Running pfSense on a DigitalOcean droplet

I love pfSense (and opnSense, no discrimination here).
I use it for just about anything, from homelab to large scale deployments and I'll give out on any fancy <enter brand name fw appliance here> for a pfSense setup on a decent hardware.

I also love DigitalOcean, if you ever used them, you know why, if you never did, head over and try, you'll understand why.
<shameless plug: head over to, other then the *best* technology content out there, they have coupon codes to get you started with DO>.

Unfortunately, while DO offers tremendous amount of useful distros and applications, pfSense isn't one of them. But, where there's a will, there's a way, and here's how to get pfSense up and running on DO so you can have it as the gatekeeper to your kingdom.

Start by creating a FreeBSD droplet, choose your droplet size (for modest setups, I find the 5$ to be quite awesome):

Based on your need, add additional internal NIC (private networking), set your SSH keys, name the droplet, and off you go.

Once the droplet is ready, SSH into it.
We'll download the installation image of pfSense. Latest installation media can be found at, you'll want to grab the usb memstick image. Copy the download URL (right click on that big red button). 

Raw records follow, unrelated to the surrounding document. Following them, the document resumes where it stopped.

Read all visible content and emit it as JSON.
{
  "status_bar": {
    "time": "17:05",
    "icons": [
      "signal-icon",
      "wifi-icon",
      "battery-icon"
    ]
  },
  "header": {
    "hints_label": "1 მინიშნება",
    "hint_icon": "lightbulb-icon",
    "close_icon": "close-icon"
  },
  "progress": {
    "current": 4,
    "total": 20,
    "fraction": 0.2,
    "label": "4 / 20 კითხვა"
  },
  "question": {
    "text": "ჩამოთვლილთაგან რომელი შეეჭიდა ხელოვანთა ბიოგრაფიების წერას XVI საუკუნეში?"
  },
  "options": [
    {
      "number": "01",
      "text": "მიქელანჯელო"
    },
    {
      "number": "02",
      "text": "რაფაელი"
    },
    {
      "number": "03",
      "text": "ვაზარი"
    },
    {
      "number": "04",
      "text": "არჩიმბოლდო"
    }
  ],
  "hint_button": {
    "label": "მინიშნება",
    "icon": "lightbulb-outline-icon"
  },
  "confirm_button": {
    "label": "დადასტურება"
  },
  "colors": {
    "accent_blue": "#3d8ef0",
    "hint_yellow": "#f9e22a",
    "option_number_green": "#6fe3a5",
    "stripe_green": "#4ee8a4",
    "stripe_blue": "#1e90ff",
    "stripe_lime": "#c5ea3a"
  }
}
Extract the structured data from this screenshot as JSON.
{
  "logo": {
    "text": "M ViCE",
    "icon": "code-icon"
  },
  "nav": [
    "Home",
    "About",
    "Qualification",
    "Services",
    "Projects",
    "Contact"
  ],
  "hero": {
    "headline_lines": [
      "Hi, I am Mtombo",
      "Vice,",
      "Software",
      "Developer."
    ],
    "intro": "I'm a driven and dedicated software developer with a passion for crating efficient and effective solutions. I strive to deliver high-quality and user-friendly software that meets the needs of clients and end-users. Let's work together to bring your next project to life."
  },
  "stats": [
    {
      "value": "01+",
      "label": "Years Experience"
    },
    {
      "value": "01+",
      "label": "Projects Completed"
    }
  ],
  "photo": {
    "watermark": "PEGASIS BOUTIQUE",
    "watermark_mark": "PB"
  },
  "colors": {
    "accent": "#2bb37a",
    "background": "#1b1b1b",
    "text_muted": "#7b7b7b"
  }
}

Simply curl -O the install media:
We want to turn off swap:

GEOM will prevent us for writing to the raw block device, we need to enable debug flag to do so (many kuduz to Tubsta and his excellent post for providing this info).

We're now ready to slap the installation image onto the raw block device (/dev/vtbd0), naturally, using dd:

We're done with the first stage, it's time to reboot the machine and fire up the HTML5 console from your DigitalOcean dashboard. If all went well, you should be greeted with pfSense installer and a nice warm feeling inside your heart.

You might be tempted to rush off and start the installation, but hold on, that won't work:
Due to our shenanigans with slapping an image onto /dev/vtbd0 the gpt table is all messed up (i.e Corrupted). pfSense installer will refuse (and rightfully so) to install in such state. we need to fix this.
For that, we'll need to drop to the rescue shell and issue the gpart recover command:

Now we're all set to continue.
Exit the shell and continue the installation. Initiate the installation and select the manual disk partitioning option:
We need to  remove all the existing partitions with the exception of vtbd0p3, which is our installation media, trying to remove it will yield a "Device Busy" message.

We need to create root partition on the disk. For the sake of this post, I'll just use everything as /, but in production you probably want to consider disk partitioning that suite your needs and intended setup.
You will be asked by the installer to approve setting the bootable flag on this partition, go a head and do so, after all, you do want it to boot up.
 Now, we can press Finish and commit our changes:
This will initiate the installation process, it should be quite quick, if all goes acording to plan, you should be notified with a polite message indicating we're finished.
If there are modifications you'd like to do, go ahead and do them, I usually skip this part by answering no, which will (hopefully) reboot your newly installed pfSense installation....

Now it's time to cross your fingers/say your prayers/knock on wood/pet your magic cat and hope really really good you've been a good boy/girl this year, because if you did, you'll be greeted with pfSense boot menu!

That's basically it, let the boot process run its course, and you'll be faced with the initial setup screen:
I won't cover setting up pfSense here, there are TONS of great documentation out there detailing exactly this, they're doing much better job then I can ever hope to do, in general, you should now browse to your pfSense box (see later note) and start the web-configurator:

Once done, you'll have a pfSense running on DO droplet and a warm fuzzy feeling of accomplishment.

There are many useful things you can do with pfSense on your droplet, from OpenVPN, squid, firewalling, fancy routing, url filtering, dns black listing and much much more.

One note though, before we wrap up:
You have two ways to initiate the initial setup wizard of the web-configurator:
  1. Spin up another droplet, log into it and browse your way to the INTERNAL ip address of the internal NIC you've set up. This is the long and tedious way, but it's also somewhat safer  as it eliminates the small window of risk the second method poses.

  2. Once your  WAN address is all setup, your pfSense is ready to accept https connection to start the initial web-configurator setup.
    Thing is, there's a default, well known set of credential to this initial wizard (admin:pfsense), so, there is a slight window of opportunity that someone can swoop in (assuming they know you've installed pfsense + your wan IP address + the exact time window between setting up the WAN interface and completing the wizard) and do <enter scary thing here>.
I leave it up to you which of the path you'd like to go, either way, once you're done with the web-configurator wizard, you'll have a shiny new pfSense installation at your disposal running on your favorite VPS.

Hopefully this was helpful for someone, I hope to get a similar post soon detailing how to get FreeNAS up and running on DO.
Many thanks to Tubsta and his blogpost as well as to Allan Jude, Kris Moore and Benedict Reuschling for their AWESOME and inspiring podcast, BSD Now.